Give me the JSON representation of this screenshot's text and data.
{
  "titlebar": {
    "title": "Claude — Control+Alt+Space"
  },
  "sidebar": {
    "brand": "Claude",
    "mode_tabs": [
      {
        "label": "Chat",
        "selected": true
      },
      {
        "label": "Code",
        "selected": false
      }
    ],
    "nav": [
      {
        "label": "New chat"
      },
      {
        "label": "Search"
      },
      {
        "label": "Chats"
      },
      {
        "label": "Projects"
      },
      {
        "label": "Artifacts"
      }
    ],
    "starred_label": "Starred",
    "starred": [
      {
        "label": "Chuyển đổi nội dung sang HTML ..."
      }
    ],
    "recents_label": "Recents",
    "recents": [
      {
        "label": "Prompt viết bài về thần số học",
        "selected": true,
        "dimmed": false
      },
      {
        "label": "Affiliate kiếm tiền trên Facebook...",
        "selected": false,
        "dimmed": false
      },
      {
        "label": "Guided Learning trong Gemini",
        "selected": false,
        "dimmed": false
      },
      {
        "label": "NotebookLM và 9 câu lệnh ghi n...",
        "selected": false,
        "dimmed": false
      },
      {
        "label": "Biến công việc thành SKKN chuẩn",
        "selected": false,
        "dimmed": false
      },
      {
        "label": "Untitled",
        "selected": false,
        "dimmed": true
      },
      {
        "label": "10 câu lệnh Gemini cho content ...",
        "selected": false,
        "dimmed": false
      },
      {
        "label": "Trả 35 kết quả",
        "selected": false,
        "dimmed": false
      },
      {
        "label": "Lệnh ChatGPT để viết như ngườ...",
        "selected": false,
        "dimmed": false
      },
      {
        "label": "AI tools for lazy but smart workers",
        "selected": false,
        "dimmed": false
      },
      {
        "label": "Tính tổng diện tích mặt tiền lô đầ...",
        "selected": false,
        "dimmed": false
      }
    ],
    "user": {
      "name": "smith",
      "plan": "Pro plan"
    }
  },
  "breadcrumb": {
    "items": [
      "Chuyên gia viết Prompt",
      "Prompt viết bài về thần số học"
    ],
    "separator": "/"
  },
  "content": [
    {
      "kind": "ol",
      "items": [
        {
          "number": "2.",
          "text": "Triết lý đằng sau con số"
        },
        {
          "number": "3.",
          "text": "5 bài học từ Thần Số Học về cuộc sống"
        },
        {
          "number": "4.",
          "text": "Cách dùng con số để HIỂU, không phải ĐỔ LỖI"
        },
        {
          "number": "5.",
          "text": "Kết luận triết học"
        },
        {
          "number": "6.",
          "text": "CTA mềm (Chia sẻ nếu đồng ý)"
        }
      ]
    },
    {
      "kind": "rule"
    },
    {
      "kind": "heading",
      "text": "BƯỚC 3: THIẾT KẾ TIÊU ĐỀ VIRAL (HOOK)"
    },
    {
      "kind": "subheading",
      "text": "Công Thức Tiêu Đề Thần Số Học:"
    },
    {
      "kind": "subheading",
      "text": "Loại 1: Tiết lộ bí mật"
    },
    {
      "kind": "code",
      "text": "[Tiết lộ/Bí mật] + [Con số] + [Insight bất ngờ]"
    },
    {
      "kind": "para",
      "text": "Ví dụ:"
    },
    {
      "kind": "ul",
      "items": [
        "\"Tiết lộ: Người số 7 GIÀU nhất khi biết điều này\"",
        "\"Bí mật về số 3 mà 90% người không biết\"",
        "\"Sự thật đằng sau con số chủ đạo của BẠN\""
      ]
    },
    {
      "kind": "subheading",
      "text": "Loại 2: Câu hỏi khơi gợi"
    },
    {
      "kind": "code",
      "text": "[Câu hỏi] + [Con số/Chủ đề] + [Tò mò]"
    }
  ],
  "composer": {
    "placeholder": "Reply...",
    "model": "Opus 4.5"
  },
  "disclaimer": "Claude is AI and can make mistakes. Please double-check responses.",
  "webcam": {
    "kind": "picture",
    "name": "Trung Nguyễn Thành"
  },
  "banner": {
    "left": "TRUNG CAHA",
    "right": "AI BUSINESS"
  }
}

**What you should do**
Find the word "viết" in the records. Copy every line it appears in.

**Written response**
        "label": "Prompt viết bài về thần số học",
        "label": "Lệnh ChatGPT để viết như ngườ...",
      "Chuyên gia viết Prompt",
      "Prompt viết bài về thần số học"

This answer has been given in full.